Quiet Title / Heirs' Property
If the title to a home or vacant parcel of land is not a good title the real property often cannot be sold, and certainly cannot be sold for what the property would be worth if it had a good title. A bad title is not marketable.
Property that is commonly referred to as “heirs’ property” does not have a good title because the transfer of the title cannot be documented from one family member to the next. A hint that property may be “heirs’ property” is that the real property tax bill is addressed to the “Estate of _______” or addressed to a person who is deceased.
Correcting a defect in title may require probating the Estate of a former owner who has died, or it could require the filing of a lawsuit to fix the bad title. A lawsuit to correct a title defect is called a “quiet title” action because the lawsuit legally determines ownership and settles (or “quiets”) all claims that anyone could assert to the title to the property.
Mason Law Firm represented heirs to Seabrook Island
in their claim to valuable oceanfront property
If heirs’ property is involved, a quiet title action often determines that multiple family members each have an interest in the property. If there are multiple family members or heirs that own a parcel of real property, this gives rise to a number of legal issues. Such as, can the property be sold if all the family members do not agree? Who can use the property? Does everyone have to contribute to the payment of the taxes and property expenses? Can the property be subdivided? Who gets to make the decisions about what should happen with the property?
When real property is sold at a delinquent tax sale it is often necessary for the buyer to bring a quiet title action to establish that the tax sale was properly conducted and that no other person has an interest in the property other than the buyer at the tax sale. If the property was sold without proper notice, the persons who lost the property at the tax sale may have the ability to redeem the property.

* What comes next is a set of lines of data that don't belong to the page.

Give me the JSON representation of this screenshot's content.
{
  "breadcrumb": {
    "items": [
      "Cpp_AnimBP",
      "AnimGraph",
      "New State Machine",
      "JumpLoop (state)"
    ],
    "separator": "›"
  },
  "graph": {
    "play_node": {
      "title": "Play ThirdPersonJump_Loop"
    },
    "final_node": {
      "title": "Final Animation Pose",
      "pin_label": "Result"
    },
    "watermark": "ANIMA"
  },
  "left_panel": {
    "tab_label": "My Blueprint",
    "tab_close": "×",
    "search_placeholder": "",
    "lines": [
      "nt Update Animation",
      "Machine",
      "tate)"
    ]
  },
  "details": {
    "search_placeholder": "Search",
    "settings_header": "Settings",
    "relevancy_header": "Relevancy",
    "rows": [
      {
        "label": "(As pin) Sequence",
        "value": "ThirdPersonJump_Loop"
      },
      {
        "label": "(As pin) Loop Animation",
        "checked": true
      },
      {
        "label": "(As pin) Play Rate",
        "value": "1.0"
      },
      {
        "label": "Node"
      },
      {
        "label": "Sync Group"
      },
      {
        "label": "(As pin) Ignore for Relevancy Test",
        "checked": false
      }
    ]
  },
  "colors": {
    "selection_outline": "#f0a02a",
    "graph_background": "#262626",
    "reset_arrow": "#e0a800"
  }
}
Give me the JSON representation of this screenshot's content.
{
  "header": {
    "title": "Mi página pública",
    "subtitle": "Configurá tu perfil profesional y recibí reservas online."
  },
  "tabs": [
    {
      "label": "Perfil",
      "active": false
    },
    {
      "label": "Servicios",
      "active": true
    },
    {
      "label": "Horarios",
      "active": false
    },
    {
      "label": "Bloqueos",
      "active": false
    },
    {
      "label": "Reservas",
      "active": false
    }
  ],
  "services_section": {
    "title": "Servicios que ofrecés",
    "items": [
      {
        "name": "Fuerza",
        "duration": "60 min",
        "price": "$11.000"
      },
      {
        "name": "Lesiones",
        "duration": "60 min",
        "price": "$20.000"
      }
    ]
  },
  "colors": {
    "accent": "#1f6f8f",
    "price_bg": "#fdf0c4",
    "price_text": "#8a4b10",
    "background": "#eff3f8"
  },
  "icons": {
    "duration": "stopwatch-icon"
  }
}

Property sold at a tax sale can be redeemed if the person whose property was sold for delinquent taxes acts promptly.
If you have a claim to heirs’ property, or you own a piece of property that has a title defect, or you have property that was involved in a delinquent tax sale, Mason Law Firm can assist you in taking appropriate legal action to assert your claim to the property and to correct title defects.